The book is devoid of any scientific methodology. At the very start of the work Baberowski stresses that life is just a succession of moments that lack any causality. “This is a rejection of any form of science,” Vandreier said. He then cited a number of quotes from the text that proved the reactionary character of Baberowski’s theory of violence.
Baberowski regards human beings as immutable and inherently violent. He restricts his examination of violence to immediate situations and explicitly argues against the fact that beliefs, reasons or living conditions play any role in the emergence of violence.

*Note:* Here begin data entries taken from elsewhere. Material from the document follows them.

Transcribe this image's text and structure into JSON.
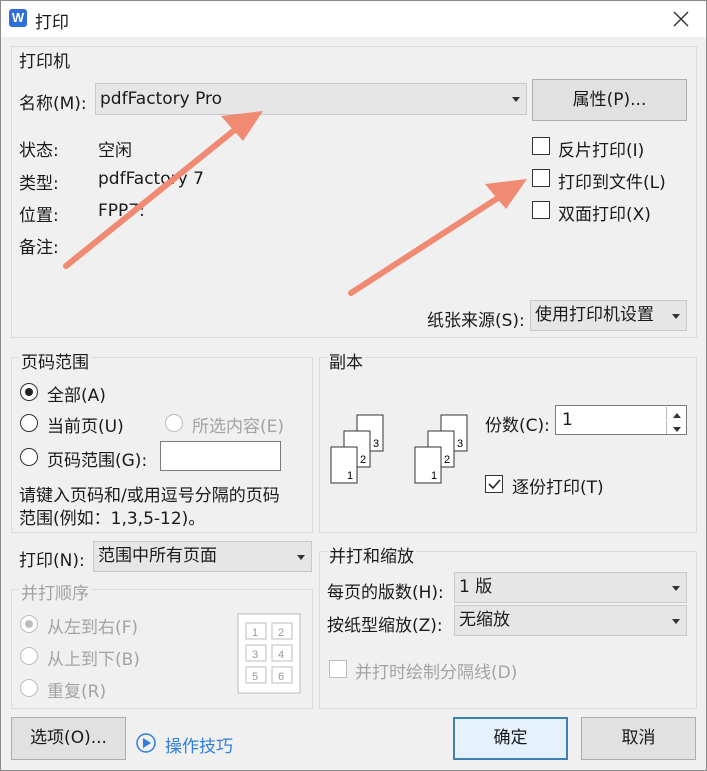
{
  "window": {
    "title": "打印",
    "app_icon_letter": "W"
  },
  "printer": {
    "group_label": "打印机",
    "name_label": "名称(M):",
    "name_value": "pdfFactory Pro",
    "properties_button": "属性(P)...",
    "status_label": "状态:",
    "status_value": "空闲",
    "type_label": "类型:",
    "type_value": "pdfFactory 7",
    "location_label": "位置:",
    "location_value": "FPP7:",
    "comment_label": "备注:",
    "reverse_print": "反片打印(I)",
    "print_to_file": "打印到文件(L)",
    "duplex": "双面打印(X)",
    "paper_source_label": "纸张来源(S):",
    "paper_source_value": "使用打印机设置"
  },
  "page_range": {
    "group_label": "页码范围",
    "all": "全部(A)",
    "current": "当前页(U)",
    "selection": "所选内容(E)",
    "pages": "页码范围(G):",
    "pages_value": "",
    "hint_line1": "请键入页码和/或用逗号分隔的页码",
    "hint_line2": "范围(例如：1,3,5-12)。"
  },
  "copies": {
    "group_label": "副本",
    "count_label": "份数(C):",
    "count_value": "1",
    "collate": "逐份打印(T)",
    "stack_a": [
      "1",
      "2",
      "3"
    ],
    "stack_b": [
      "1",
      "2",
      "3"
    ]
  },
  "print_what": {
    "label": "打印(N):",
    "value": "范围中所有页面"
  },
  "print_order": {
    "group_label": "并打顺序",
    "left_to_right": "从左到右(F)",
    "top_to_bottom": "从上到下(B)",
    "repeat": "重复(R)",
    "grid": [
      "1",
      "2",
      "3",
      "4",
      "5",
      "6"
    ]
  },
  "zoom": {
    "group_label": "并打和缩放",
    "pages_per_sheet_label": "每页的版数(H):",
    "pages_per_sheet_value": "1 版",
    "scale_label": "按纸型缩放(Z):",
    "scale_value": "无缩放",
    "draw_borders": "并打时绘制分隔线(D)"
  },
  "footer": {
    "options_button": "选项(O)...",
    "tips_link": "操作技巧",
    "ok_button": "确定",
    "cancel_button": "取消"
  },
  "colors": {
    "arrow": "#f08a72",
    "link": "#2f7fd8",
    "accent": "#3c7fb1"
  }
}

If one follows Baberowski’s logic of unconditional violence, Vandreier explained, then it is only possible to comprehend a slave revolt or resistance against the Nazis as an expression of the violent nature of man rather than of arising from political convictions or as an expression of the social situation of those affected. Conversely, the industrially organized mass murder of the Nazis is reduced to an expression of the eternal violence of man.
“It’s obvious that the issue for Baberowski is not to understand violence, but rather justify it,” Vandreier stated. Baberowski’s work was very explicit in this regard. He declares that a society based on social equality is inconceivable and that, above all, obedience is necessary for social order. The enforcement of social order is only feasible on the basis of violence or threats of violence. “This is an anti-democratic argument par excellence,” Vandreier explained.
Based on this theory, Baberowski justifies the violence of oppressors against the oppressed. He is also an advocate of new wars. In a recent interview he declared that the only way to fight terrorists was on the principle of “an eye for an eye”.
Baberowski even links his theory of violence to his attacks on the October Revolution and his trivialization of Nazi crimes. In his book he describes the war of annihilation carried out by the Nazis on the eastern front as a conflict the German army was drawn into against its will, which then got out of control. In this manner the planned mass murder carried out by the Nazis is trivialized and stripped of its significance, Vandreier maintained. Baberowski also provides a basis for xenophobic agitation when he argues in his book that the coexistence of different cultures is not possible.
The fact that such right-wing positions have reemerged and are being defended can only be explained within the context of the rapidly escalating political situation, Vandreier declared. “Along with the reemergence of dictatorship and militarism come the reactionary ideologies of the past used to back them up.” The German ruling class has used the war against Syria as an opportunity to promote a massive rearmament of the Bundeswehr. This policy is linked to fundamental attacks on democratic rights.
Vandreier explained that the IYSSE opposes this development with a socialist perspective. “This is a perspective that explains how violence is ultimately rooted in class society, in social inequality and exploitation,” he stated. “It is the crisis of capitalism, which brings forth war and oppression. At the same time the capitalist system gives rise to the very contradictions that make it possible to overcome it.”
After the report there was an extensive debate about Vandreier’s remarks in which the two professors in attendance participated. Most of the audience was shocked by the positions advanced by Baberowski.
Kristin, who is studying history at Humboldt University and was attending an IYSSE meeting for the first time, spoke out early on in the discussion. “I am shocked that such a man could teach here at the university,” she said to the applause by many students. “In part, this book could have been written by a supporter of Hitler. The quotations presented here, especially with regard to the invasion in the East, cannot be dismissed merely as an act of violence, which had gotten out of hand and was comparable to the Russian civil war. The Wehrmacht invaded and slaughtered Jews and Russians.”